■ **Task objective**
In total, how many lines of the data contain the word "text"? Only that number is wanted.

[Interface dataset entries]
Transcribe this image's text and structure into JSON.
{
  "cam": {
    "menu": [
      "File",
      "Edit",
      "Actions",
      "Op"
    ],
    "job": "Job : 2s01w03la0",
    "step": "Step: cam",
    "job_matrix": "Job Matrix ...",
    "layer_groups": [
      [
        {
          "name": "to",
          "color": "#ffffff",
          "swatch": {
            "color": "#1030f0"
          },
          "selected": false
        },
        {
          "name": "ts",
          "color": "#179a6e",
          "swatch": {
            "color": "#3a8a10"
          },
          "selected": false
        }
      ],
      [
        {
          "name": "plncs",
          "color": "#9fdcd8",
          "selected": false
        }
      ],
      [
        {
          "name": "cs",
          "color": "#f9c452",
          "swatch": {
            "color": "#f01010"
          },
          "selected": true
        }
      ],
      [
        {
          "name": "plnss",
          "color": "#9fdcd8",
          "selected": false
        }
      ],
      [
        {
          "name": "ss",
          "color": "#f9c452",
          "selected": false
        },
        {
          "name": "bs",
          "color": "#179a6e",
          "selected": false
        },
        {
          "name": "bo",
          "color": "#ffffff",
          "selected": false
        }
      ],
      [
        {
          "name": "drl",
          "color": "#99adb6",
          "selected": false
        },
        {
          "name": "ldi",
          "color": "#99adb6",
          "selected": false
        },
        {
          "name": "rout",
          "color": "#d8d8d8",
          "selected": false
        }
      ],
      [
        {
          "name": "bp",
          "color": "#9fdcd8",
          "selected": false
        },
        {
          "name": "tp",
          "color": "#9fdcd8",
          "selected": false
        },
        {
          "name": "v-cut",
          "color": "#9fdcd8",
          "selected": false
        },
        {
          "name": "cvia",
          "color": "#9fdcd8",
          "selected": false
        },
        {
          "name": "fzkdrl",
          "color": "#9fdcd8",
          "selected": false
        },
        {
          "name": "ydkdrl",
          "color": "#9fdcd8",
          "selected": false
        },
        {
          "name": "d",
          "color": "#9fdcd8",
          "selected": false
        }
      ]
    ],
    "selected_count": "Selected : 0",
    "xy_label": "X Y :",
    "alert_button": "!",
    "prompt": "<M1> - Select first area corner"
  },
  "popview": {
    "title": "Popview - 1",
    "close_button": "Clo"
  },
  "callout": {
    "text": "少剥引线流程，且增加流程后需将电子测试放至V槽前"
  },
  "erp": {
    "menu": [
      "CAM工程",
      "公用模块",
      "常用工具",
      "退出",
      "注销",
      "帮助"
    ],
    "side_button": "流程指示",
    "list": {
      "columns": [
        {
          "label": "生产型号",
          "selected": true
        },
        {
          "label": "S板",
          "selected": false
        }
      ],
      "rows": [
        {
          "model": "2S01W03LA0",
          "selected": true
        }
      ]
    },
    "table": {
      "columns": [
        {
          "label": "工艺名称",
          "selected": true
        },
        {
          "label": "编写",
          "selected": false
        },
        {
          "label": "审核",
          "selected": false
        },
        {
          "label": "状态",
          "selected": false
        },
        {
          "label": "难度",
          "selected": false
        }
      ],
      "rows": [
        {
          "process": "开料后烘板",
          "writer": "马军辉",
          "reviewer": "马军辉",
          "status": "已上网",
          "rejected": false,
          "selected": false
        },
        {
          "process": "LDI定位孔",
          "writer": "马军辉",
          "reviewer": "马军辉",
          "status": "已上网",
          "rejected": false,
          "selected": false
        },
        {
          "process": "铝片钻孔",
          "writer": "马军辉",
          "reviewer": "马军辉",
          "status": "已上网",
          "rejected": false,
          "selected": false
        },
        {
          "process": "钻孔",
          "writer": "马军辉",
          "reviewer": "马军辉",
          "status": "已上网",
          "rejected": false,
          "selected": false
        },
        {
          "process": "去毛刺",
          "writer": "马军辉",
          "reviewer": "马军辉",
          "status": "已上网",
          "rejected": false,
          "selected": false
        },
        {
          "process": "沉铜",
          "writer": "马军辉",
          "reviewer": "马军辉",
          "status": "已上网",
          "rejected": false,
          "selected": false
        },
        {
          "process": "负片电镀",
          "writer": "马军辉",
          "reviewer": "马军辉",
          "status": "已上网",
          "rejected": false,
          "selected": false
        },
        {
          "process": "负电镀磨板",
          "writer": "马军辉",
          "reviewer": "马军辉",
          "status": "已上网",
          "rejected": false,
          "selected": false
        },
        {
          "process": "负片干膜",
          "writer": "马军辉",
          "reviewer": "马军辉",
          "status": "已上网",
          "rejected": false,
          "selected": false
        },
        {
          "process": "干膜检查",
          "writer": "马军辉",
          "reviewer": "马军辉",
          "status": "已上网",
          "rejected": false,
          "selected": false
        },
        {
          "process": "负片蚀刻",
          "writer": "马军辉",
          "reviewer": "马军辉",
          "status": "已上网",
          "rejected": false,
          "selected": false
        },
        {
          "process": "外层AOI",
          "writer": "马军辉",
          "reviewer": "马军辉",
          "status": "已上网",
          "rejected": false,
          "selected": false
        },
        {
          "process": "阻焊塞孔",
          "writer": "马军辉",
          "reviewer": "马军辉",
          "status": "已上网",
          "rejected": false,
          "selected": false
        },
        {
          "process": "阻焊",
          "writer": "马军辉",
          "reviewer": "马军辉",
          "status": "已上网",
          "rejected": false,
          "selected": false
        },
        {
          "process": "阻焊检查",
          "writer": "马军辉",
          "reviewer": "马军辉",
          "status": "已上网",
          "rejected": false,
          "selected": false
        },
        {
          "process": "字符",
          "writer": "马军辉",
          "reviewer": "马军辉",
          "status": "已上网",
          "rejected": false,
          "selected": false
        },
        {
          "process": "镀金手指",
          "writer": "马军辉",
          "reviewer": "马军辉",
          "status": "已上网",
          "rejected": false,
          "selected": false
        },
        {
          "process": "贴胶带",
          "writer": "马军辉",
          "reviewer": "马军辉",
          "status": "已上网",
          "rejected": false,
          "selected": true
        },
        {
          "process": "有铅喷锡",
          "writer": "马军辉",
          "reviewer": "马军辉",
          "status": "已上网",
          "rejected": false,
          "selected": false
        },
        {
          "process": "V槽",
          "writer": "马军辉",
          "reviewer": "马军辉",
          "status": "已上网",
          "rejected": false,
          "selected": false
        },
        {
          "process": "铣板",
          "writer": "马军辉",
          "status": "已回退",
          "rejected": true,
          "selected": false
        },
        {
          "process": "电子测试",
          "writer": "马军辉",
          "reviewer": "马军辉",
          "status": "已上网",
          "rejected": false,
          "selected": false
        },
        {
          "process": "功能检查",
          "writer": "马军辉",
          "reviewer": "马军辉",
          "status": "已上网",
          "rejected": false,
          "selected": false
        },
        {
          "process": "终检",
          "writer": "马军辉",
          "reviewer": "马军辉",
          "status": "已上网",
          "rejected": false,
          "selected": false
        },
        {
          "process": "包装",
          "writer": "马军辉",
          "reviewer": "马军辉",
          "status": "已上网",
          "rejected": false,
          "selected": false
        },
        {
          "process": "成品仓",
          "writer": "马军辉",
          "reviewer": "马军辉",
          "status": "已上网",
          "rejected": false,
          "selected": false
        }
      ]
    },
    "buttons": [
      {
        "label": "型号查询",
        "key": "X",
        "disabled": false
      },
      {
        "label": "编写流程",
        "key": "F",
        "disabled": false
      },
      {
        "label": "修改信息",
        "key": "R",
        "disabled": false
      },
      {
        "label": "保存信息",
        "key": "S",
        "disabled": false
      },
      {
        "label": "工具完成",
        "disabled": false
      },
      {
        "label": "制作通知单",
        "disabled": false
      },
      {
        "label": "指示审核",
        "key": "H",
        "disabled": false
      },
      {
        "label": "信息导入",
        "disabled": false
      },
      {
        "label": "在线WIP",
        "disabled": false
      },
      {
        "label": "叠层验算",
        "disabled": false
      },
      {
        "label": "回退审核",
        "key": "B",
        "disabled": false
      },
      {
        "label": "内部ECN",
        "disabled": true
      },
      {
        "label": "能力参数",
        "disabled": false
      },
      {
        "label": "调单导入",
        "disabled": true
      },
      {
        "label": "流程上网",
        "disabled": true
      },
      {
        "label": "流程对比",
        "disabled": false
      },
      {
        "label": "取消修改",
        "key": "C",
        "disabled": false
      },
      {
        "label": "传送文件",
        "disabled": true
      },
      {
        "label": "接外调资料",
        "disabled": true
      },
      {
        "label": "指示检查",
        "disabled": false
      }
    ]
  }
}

■ **Problem solution**
2